I would like to share an experience from today that highlights the importance of using mistakes as the stepping stones for student success...
I had just finished administering a STAR reading test to a bubbly and excited second grader. When he had finished, it was evident that he was mentally exhausted and needed to move around a bit. So, we decided that it would be a perfect time for a brain break. When I asked what we should do, his eyes went straight to the game “Mousetrap.”

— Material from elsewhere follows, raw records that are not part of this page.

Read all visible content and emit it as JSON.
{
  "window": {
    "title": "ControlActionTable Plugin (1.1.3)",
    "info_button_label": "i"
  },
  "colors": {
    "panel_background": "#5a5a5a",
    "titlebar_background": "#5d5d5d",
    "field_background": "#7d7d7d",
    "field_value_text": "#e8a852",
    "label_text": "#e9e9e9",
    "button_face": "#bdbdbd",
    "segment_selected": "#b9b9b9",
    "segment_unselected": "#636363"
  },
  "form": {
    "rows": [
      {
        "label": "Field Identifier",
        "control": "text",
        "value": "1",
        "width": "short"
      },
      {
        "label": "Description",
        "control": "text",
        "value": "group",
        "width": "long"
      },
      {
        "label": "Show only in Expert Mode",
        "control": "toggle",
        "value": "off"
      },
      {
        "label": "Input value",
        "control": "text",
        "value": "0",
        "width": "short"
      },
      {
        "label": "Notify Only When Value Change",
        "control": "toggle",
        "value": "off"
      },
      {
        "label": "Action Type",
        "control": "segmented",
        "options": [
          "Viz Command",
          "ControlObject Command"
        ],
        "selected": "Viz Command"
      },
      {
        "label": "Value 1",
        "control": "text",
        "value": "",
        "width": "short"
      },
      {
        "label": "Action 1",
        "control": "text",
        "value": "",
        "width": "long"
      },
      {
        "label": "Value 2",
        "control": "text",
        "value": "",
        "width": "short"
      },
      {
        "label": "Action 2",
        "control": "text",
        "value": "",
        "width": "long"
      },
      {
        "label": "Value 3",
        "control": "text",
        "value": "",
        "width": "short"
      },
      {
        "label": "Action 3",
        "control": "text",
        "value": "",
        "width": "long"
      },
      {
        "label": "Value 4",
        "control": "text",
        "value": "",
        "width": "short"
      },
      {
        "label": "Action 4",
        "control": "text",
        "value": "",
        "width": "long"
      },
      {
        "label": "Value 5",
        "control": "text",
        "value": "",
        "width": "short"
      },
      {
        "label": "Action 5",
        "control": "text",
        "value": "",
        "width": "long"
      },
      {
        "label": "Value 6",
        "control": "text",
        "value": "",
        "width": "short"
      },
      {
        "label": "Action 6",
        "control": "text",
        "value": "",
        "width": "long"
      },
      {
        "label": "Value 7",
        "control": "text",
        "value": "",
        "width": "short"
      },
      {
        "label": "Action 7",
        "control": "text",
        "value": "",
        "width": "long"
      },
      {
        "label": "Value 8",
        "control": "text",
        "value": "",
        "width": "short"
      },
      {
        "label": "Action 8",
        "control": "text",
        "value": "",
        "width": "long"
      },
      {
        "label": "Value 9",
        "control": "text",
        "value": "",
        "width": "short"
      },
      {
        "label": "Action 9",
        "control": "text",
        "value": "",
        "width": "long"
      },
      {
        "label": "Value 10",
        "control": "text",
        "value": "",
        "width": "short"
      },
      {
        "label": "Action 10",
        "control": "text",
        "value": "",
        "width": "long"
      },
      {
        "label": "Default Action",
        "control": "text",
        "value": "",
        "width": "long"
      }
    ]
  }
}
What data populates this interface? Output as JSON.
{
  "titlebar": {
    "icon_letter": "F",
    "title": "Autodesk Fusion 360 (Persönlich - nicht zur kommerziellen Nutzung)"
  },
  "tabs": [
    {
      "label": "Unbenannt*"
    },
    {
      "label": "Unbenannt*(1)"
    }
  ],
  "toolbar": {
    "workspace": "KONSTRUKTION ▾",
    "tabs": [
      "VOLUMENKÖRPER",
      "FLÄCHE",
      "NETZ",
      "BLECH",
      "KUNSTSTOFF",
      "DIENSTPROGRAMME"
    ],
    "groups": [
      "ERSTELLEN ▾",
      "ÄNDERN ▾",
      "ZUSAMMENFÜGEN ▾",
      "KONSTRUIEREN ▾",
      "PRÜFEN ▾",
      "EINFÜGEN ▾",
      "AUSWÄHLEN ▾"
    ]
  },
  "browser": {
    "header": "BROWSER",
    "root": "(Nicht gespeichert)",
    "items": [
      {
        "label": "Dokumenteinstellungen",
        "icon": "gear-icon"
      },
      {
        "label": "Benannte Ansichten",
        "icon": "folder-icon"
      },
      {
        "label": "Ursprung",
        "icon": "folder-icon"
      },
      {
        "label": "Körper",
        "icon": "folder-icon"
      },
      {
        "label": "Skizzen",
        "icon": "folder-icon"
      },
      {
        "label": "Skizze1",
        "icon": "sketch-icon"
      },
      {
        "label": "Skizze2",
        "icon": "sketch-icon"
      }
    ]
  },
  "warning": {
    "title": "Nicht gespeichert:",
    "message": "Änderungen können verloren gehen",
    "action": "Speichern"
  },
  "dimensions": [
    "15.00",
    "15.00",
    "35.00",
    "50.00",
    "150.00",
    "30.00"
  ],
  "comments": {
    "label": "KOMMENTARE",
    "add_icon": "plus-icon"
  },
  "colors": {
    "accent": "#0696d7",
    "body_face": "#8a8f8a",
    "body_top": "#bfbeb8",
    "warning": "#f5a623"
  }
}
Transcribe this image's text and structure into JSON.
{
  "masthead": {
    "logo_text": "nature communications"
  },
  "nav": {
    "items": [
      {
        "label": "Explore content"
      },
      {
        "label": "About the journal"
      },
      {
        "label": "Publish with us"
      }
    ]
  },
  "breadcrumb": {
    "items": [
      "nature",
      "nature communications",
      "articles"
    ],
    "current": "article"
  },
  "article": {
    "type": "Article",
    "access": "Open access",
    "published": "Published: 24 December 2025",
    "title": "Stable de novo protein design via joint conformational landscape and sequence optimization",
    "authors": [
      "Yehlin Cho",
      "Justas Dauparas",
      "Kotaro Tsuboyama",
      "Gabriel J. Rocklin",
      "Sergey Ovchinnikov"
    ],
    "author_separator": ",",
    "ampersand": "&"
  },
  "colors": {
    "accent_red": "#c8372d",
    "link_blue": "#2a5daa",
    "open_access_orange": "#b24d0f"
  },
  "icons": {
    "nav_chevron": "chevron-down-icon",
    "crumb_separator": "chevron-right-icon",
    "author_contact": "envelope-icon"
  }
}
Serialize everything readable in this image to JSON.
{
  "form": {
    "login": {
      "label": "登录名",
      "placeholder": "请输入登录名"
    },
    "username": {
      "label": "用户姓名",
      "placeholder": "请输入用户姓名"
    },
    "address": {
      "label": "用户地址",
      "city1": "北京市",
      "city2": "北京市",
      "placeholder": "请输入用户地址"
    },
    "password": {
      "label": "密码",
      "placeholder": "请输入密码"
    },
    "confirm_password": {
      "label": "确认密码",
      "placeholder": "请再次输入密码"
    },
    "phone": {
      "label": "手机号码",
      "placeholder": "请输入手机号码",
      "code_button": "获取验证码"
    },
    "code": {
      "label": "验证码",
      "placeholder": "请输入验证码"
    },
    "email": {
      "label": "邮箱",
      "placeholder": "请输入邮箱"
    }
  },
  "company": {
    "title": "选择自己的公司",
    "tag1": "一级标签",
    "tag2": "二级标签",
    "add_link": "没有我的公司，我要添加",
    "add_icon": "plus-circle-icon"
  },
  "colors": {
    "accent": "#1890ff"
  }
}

For those of you who don’t remember or know this game, it is one that requires you to build a contraption that carries a marble through the course to the mouse at the end. Well, this particular student began to build, but it was obvious that his structure did not match the picture in the directions. As an adult, my first thought was that it would not work. He was making too many mistakes in building the course and the marble would not make it to the end. I watched with apprehension as he continued to build, contemplating if I should step in to help or not. When I attempted to show him how 2 pieces should fit together, he gently brushed my hand away and insisted he do it himself. So I let him be. After about 3 more minutes he was ready to test his marble. It did not work.
But then something incredible happened! Rather than walking away or giving up, the student began to talk about why it didn't work. I asked him questions to guide his thinking about how he might capitalize on these mistakes to make the course better. He feverishly began to re-build and after about 5 more minutes had created an amazing structure that appeared to be capable of moving the marble all the way to the end. He tried, and the marble made it! This young man was so proud and the last words out of his mouth were, “It made it to the end, and I did it all by myself!”
The most important part of this story is that this student would not have felt such success had I simply shown him how to put the course together. Yes, the marble would have made it to the end and he probably could build it that way next time, but he would not have felt ownership for the accomplishment. While we constantly want to encourage and help our children and students to be successful, we must remember the power of allowing them to learn from their mistakes in order to feel true successful.